Living on Rural Time

Bobby Stone spends his time farming in Audrain County near Laddonia, Missouri. It was natural for him to follow in the footsteps of his grandad who began the operation in 1950. Today, he works alongside his father who has continued the professional tradition. Bobby now guides the farming business across 1,900 acres which produce mainly corn and soybeans. He has experience in growing and selling certified seed (seed grown for farmers to plant the next year) and helps farmers obtain their seed inputs as a seed salesman. To diversify his operation, Bobby invests his time to grow and raise finished beef calves which are born on his farm from his herd of cows.

Something special sets each farm family apart and makes them unique. For the Stone family, that something is Oliver tractors.

“When my dad was growing up my Grandad always farmed with Olivers because he liked them,” Bobby recalled. “When (Grandad) retired he bought an Oliver 60 and restored it, and that kind of planted the bug.”

Today, 19 various models of Oliver tractors originally built from 1930 to 1973 find preservation, rest, and some even still get a good day’s work on the Stone farm. Bobby enjoys time spent watching and listening to these “old” machines work hard because that’s what they were designed to do. The Stone family Olivers are a great connection to past times on the Stone family farm today.

A conversation with Bobby about agriculture reiterates a common theme: “time is money.” As he talks about his daily operations, experiences, and thoughts about the future, it becomes obvious that Bobby believes that time is his most important currency in the agriculture industry.

“My time is valued differently than that of the previous generation,” he states.

Bobby believes that the technologies available to farmers today require upfront time investment. He is looking ahead to implement more no-till practices for sustainability. No-till protects his natural resources and helps control his inputs such as fuel while also saving his time. No-till is made possible by the continual improvement of agricultural technology. Bobby wants to communicate to consumers that advancements such as GMOs are technologies which help farmers be more sustainable, more efficient, and to protect valuable resources. Bobby’s operation is fueled by tradition with an eye to progress and continual improvement.

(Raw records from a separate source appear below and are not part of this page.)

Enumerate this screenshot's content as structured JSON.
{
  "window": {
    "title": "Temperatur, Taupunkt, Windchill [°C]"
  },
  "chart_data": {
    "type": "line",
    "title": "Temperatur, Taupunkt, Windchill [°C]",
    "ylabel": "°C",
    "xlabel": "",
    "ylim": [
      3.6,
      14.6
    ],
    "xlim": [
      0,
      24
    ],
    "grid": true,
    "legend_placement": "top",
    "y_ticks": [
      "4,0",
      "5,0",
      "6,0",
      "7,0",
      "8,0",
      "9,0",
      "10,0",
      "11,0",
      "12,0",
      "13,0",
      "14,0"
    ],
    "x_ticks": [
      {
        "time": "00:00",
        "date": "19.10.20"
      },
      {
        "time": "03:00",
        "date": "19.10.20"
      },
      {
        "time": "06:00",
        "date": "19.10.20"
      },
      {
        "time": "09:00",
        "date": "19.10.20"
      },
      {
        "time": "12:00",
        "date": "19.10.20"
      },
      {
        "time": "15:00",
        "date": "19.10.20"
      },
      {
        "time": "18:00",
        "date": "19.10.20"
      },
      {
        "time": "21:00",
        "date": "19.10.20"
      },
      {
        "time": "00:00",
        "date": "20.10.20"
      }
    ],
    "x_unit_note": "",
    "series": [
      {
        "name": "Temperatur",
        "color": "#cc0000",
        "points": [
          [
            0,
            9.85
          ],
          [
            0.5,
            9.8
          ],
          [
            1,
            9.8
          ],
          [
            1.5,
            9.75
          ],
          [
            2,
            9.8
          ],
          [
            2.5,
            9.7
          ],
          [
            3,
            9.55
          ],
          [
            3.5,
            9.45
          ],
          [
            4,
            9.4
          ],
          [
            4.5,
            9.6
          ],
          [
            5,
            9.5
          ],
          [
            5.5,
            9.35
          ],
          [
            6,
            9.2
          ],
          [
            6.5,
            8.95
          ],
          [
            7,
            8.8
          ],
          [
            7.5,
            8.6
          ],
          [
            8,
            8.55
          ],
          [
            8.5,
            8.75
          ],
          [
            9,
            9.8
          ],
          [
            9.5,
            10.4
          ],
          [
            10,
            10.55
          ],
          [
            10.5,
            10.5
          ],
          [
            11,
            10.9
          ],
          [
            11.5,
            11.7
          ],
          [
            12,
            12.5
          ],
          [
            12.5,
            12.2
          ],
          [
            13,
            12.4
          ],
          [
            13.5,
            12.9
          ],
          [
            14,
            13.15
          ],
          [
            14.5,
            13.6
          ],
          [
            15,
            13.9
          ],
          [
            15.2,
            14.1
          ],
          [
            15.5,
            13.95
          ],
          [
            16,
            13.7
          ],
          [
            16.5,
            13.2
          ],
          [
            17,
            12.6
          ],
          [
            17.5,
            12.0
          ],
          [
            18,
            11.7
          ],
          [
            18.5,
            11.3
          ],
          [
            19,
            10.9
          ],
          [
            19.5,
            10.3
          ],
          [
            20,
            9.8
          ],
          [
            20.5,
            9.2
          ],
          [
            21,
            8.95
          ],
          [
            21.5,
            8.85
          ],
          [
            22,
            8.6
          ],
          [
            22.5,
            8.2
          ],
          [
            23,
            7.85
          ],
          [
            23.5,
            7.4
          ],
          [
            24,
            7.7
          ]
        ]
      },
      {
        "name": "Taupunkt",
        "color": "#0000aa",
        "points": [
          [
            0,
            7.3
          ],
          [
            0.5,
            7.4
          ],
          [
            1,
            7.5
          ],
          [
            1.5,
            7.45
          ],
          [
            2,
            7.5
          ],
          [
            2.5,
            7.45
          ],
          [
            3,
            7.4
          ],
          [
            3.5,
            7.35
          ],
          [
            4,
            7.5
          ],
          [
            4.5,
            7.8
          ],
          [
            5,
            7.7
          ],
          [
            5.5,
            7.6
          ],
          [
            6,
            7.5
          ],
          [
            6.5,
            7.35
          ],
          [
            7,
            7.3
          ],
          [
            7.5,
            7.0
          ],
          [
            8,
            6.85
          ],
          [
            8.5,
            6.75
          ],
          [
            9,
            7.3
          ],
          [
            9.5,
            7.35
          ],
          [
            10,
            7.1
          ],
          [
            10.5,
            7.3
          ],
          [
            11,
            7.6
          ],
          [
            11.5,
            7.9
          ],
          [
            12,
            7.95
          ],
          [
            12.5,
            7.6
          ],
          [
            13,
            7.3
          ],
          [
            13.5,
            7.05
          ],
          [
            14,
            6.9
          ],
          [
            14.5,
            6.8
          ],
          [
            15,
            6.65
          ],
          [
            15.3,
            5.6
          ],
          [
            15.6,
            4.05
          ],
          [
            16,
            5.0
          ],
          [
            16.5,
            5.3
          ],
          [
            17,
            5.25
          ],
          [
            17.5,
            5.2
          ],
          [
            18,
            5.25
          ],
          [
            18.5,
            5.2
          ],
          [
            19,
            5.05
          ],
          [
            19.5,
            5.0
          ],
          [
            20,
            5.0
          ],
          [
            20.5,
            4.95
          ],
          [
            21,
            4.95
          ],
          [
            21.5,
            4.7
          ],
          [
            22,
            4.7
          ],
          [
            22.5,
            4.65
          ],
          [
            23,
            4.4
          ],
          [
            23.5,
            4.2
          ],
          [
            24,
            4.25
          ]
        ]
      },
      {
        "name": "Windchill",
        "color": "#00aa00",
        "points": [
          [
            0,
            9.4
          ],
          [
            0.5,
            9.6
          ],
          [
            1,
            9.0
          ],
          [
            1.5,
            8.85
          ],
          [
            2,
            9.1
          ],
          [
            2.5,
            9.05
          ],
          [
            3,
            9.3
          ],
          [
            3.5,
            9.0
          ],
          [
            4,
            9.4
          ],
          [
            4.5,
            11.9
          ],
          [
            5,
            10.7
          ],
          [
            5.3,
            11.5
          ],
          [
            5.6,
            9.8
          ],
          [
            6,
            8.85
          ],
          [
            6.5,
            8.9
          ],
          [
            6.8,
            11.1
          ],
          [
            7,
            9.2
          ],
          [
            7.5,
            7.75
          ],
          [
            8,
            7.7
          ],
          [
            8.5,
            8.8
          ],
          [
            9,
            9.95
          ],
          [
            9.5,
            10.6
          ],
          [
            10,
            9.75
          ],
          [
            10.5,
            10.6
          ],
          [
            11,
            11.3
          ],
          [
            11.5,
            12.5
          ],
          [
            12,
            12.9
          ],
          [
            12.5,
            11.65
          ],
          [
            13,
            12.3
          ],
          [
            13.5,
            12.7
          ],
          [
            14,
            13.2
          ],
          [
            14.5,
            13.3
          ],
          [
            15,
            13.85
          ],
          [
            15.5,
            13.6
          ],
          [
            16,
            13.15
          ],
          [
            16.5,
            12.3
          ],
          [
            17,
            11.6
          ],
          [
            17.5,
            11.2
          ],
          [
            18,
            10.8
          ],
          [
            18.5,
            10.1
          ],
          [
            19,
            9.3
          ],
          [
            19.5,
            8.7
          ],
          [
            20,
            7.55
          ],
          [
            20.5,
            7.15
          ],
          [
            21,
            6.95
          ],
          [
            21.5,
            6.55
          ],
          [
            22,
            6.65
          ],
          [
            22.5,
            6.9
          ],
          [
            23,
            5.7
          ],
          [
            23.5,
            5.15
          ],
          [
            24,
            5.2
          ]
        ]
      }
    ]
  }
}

When Bobby’s workday is done on the farm, he loans his time to being president of Audrain County’s University of Missouri Extension Council and has served on the Parrish Council.  He and his wife, Nicole, are raising three feisty rural Missourians- the fourth-generation of Oliver-loving Audrain County farmers.

Bobby Stone, May of 2004
Bobby Stone, May of 2004